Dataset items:

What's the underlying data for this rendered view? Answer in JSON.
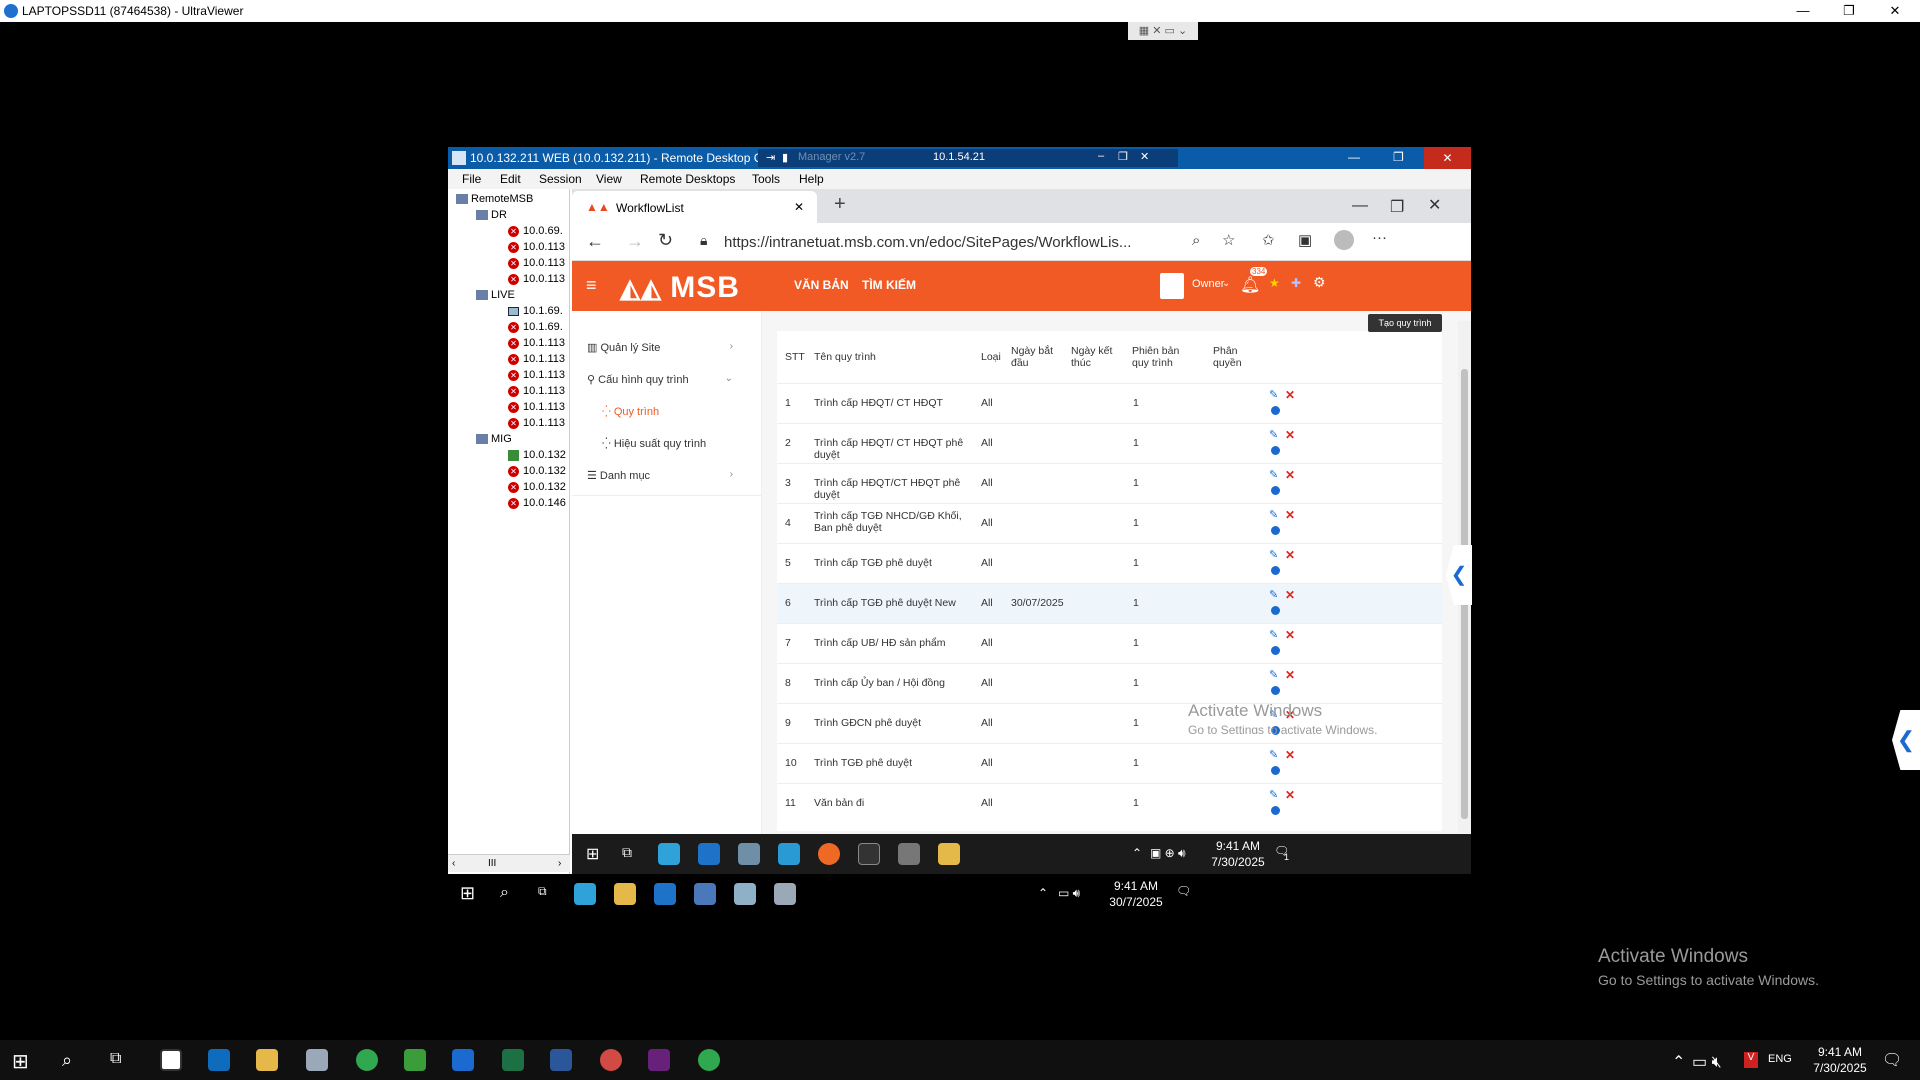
{
  "uv": {
    "title": "LAPTOPSSD11 (87464538) - UltraViewer",
    "minimize": "—",
    "restore": "❐",
    "close": "✕"
  },
  "rdc": {
    "title": "10.0.132.211 WEB (10.0.132.211) - Remote Desktop C",
    "conn_label": "10.1.54.21",
    "conn_ghost": "Manager v2.7",
    "menu": [
      "File",
      "Edit",
      "Session",
      "View",
      "Remote Desktops",
      "Tools",
      "Help"
    ],
    "tree": {
      "root": "RemoteMSB",
      "groups": [
        {
          "name": "DR",
          "items": [
            "10.0.69.",
            "10.0.113",
            "10.0.113",
            "10.0.113"
          ]
        },
        {
          "name": "LIVE",
          "items": [
            "10.1.69.",
            "10.1.69.",
            "10.1.113",
            "10.1.113",
            "10.1.113",
            "10.1.113",
            "10.1.113",
            "10.1.113"
          ]
        },
        {
          "name": "MIG",
          "items": [
            "10.0.132",
            "10.0.132",
            "10.0.132",
            "10.0.146"
          ]
        }
      ],
      "scroll_label": "III"
    }
  },
  "browser": {
    "tab_title": "WorkflowList",
    "tab_close": "✕",
    "new_tab": "+",
    "url": "https://intranetuat.msb.com.vn/edoc/SitePages/WorkflowLis..."
  },
  "app": {
    "logo": "MSB",
    "nav": [
      "VĂN BẢN",
      "TÌM KIẾM"
    ],
    "user": "Owner",
    "badge": "334",
    "tooltip": "Tạo quy trình",
    "sidebar": [
      {
        "label": "Quản lý Site"
      },
      {
        "label": "Cấu hình quy trình"
      },
      {
        "label": "Quy trình"
      },
      {
        "label": "Hiệu suất quy trình"
      },
      {
        "label": "Danh mục"
      }
    ],
    "columns": [
      "STT",
      "Tên quy trình",
      "Loại",
      "Ngày bắt đầu",
      "Ngày kết thúc",
      "Phiên bản quy trình",
      "Phân quyền"
    ],
    "rows": [
      {
        "stt": "1",
        "name": "Trình cấp HĐQT/ CT HĐQT",
        "type": "All",
        "start": "",
        "ver": "1"
      },
      {
        "stt": "2",
        "name": "Trình cấp HĐQT/ CT HĐQT phê duyệt",
        "type": "All",
        "start": "",
        "ver": "1"
      },
      {
        "stt": "3",
        "name": "Trình cấp HĐQT/CT HĐQT phê duyệt",
        "type": "All",
        "start": "",
        "ver": "1"
      },
      {
        "stt": "4",
        "name": "Trình cấp TGĐ NHCD/GĐ Khối, Ban phê duyệt",
        "type": "All",
        "start": "",
        "ver": "1"
      },
      {
        "stt": "5",
        "name": "Trình cấp TGĐ phê duyệt",
        "type": "All",
        "start": "",
        "ver": "1"
      },
      {
        "stt": "6",
        "name": "Trình cấp TGĐ phê duyệt New",
        "type": "All",
        "start": "30/07/2025",
        "ver": "1"
      },
      {
        "stt": "7",
        "name": "Trình cấp UB/ HĐ sản phẩm",
        "type": "All",
        "start": "",
        "ver": "1"
      },
      {
        "stt": "8",
        "name": "Trình cấp Ủy ban / Hội đồng",
        "type": "All",
        "start": "",
        "ver": "1"
      },
      {
        "stt": "9",
        "name": "Trình GĐCN phê duyệt",
        "type": "All",
        "start": "",
        "ver": "1"
      },
      {
        "stt": "10",
        "name": "Trình TGĐ phê duyệt",
        "type": "All",
        "start": "",
        "ver": "1"
      },
      {
        "stt": "11",
        "name": "Văn bản đi",
        "type": "All",
        "start": "",
        "ver": "1"
      }
    ],
    "activate": [
      "Activate Windows",
      "Go to Settings to activate Windows."
    ]
  },
  "inner_taskbar": {
    "time": "9:41 AM",
    "date": "7/30/2025",
    "notif": "1"
  },
  "host_taskbar": {
    "time": "9:41 AM",
    "date": "30/7/2025"
  },
  "main_taskbar": {
    "time": "9:41 AM",
    "date": "7/30/2025",
    "lang": "ENG"
  },
  "watermark": {
    "line1": "Activate Windows",
    "line2": "Go to Settings to activate Windows."
  }
}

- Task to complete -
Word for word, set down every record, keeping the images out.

- Response for this exercise -
What's the underlying data for this rendered view? Answer in JSON.
{
  "uv": {
    "title": "LAPTOPSSD11 (87464538) - UltraViewer",
    "minimize": "—",
    "restore": "❐",
    "close": "✕"
  },
  "rdc": {
    "title": "10.0.132.211 WEB (10.0.132.211) - Remote Desktop C",
    "conn_label": "10.1.54.21",
    "conn_ghost": "Manager v2.7",
    "menu": [
      "File",
      "Edit",
      "Session",
      "View",
      "Remote Desktops",
      "Tools",
      "Help"
    ],
    "tree": {
      "root": "RemoteMSB",
      "groups": [
        {
          "name": "DR",
          "items": [
            "10.0.69.",
            "10.0.113",
            "10.0.113",
            "10.0.113"
          ]
        },
        {
          "name": "LIVE",
          "items": [
            "10.1.69.",
            "10.1.69.",
            "10.1.113",
            "10.1.113",
            "10.1.113",
            "10.1.113",
            "10.1.113",
            "10.1.113"
          ]
        },
        {
          "name": "MIG",
          "items": [
            "10.0.132",
            "10.0.132",
            "10.0.132",
            "10.0.146"
          ]
        }
      ],
      "scroll_label": "III"
    }
  },
  "browser": {
    "tab_title": "WorkflowList",
    "tab_close": "✕",
    "new_tab": "+",
    "url": "https://intranetuat.msb.com.vn/edoc/SitePages/WorkflowLis..."
  },
  "app": {
    "logo": "MSB",
    "nav": [
      "VĂN BẢN",
      "TÌM KIẾM"
    ],
    "user": "Owner",
    "badge": "334",
    "tooltip": "Tạo quy trình",
    "sidebar": [
      {
        "label": "Quản lý Site"
      },
      {
        "label": "Cấu hình quy trình"
      },
      {
        "label": "Quy trình"
      },
      {
        "label": "Hiệu suất quy trình"
      },
      {
        "label": "Danh mục"
      }
    ],
    "columns": [
      "STT",
      "Tên quy trình",
      "Loại",
      "Ngày bắt đầu",
      "Ngày kết thúc",
      "Phiên bản quy trình",
      "Phân quyền"
    ],
    "rows": [
      {
        "stt": "1",
        "name": "Trình cấp HĐQT/ CT HĐQT",
        "type": "All",
        "start": "",
        "ver": "1"
      },
      {
        "stt": "2",
        "name": "Trình cấp HĐQT/ CT HĐQT phê duyệt",
        "type": "All",
        "start": "",
        "ver": "1"
      },
      {
        "stt": "3",
        "name": "Trình cấp HĐQT/CT HĐQT phê duyệt",
        "type": "All",
        "start": "",
        "ver": "1"
      },
      {
        "stt": "4",
        "name": "Trình cấp TGĐ NHCD/GĐ Khối, Ban phê duyệt",
        "type": "All",
        "start": "",
        "ver": "1"
      },
      {
        "stt": "5",
        "name": "Trình cấp TGĐ phê duyệt",
        "type": "All",
        "start": "",
        "ver": "1"
      },
      {
        "stt": "6",
        "name": "Trình cấp TGĐ phê duyệt New",
        "type": "All",
        "start": "30/07/2025",
        "ver": "1"
      },
      {
        "stt": "7",
        "name": "Trình cấp UB/ HĐ sản phẩm",
        "type": "All",
        "start": "",
        "ver": "1"
      },
      {
        "stt": "8",
        "name": "Trình cấp Ủy ban / Hội đồng",
        "type": "All",
        "start": "",
        "ver": "1"
      },
      {
        "stt": "9",
        "name": "Trình GĐCN phê duyệt",
        "type": "All",
        "start": "",
        "ver": "1"
      },
      {
        "stt": "10",
        "name": "Trình TGĐ phê duyệt",
        "type": "All",
        "start": "",
        "ver": "1"
      },
      {
        "stt": "11",
        "name": "Văn bản đi",
        "type": "All",
        "start": "",
        "ver": "1"
      }
    ],
    "activate": [
      "Activate Windows",
      "Go to Settings to activate Windows."
    ]
  },
  "inner_taskbar": {
    "time": "9:41 AM",
    "date": "7/30/2025",
    "notif": "1"
  },
  "host_taskbar": {
    "time": "9:41 AM",
    "date": "30/7/2025"
  },
  "main_taskbar": {
    "time": "9:41 AM",
    "date": "7/30/2025",
    "lang": "ENG"
  },
  "watermark": {
    "line1": "Activate Windows",
    "line2": "Go to Settings to activate Windows."
  }
}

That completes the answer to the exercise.